In our time there we came to know some of the residents. I was told by one Vietnamese gentleman how much he appreciated America. Inquiring as to his story I was told that he was in the South Vietnamese army and spent two years in a North Vietnamese POW camp before eventually coming to the US.

In one of the buildings, there was a young married couple who had a 4-year-old son that was very curious about the construction process. He would sit on the back of their couch looking out the window watching for hours on end. His father had grown up in the complex and they ended up moving to the new 2914 building.

The property manager at that time, also from Vietnam, related to me his family’s story of immigrating to the US in the early ’80s in a boat and how they were boarded by pirates and all their valuables were stolen from them. Unfortunately, this seems to be a common story for the refugees that left their country in boats.

Interestingly, one of our subcontractor’s Project Managers spent a year living in the complex in 1959 and attended Franklin High School. The population then was predominately Caucasian with a few African Americans and Asians. He recalls watching the Rainer’s play at Sick’s Stadium from his friend’s apartment. At that time, it was a safe neighborhood, and the complex was well maintained. During our project, he was able to look at the unit he once lived in and commented that not much had changed.

One item that made a lasting impression on me was the overall positive attitude of the tenants regarding the extreme impact that the construction process took on their quiet neighborhood.

Just imagine construction beginning at 8 AM by an excavator pulling down the stairwell near your unit; excavators and dump trucks milling around what was once your front yard. And then two solid days of piles being driven to support the new foundation. And so it goes as the construction process moves along and new noises surround you.

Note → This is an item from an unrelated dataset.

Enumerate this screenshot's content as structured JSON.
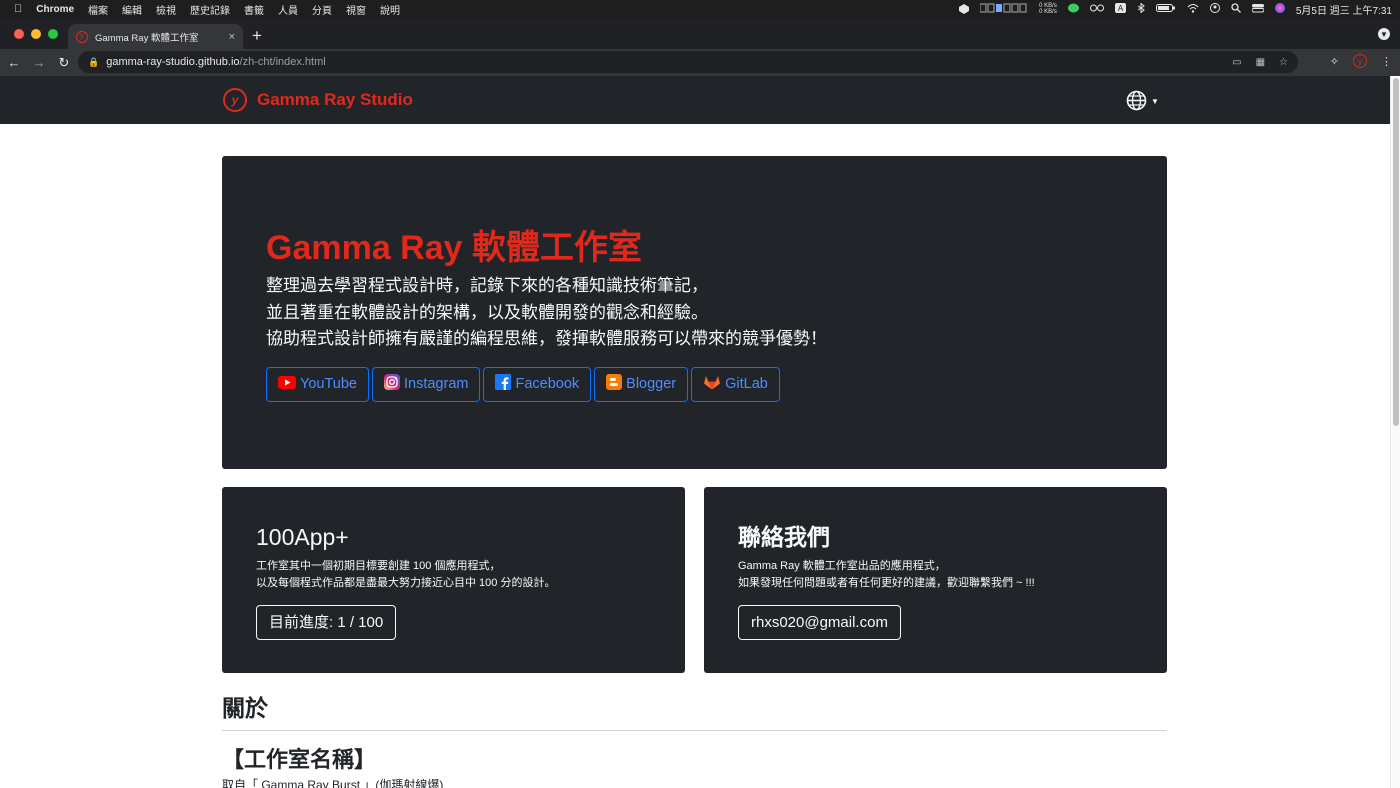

“Most people are annoyed by the idea of construction at their homes but the people at Mt. Baker Village welcomed it and us. They just really seem to have a sense of community” says Ben Ambrey, Rafn’s Project Engineer on the project.


In closing, this was an eye-opening experience to see the community and culture that has been established by the Southeastern Asian community that came here to seek a better life and opportunities. It shows resilience and character that I had not consciously thought of before.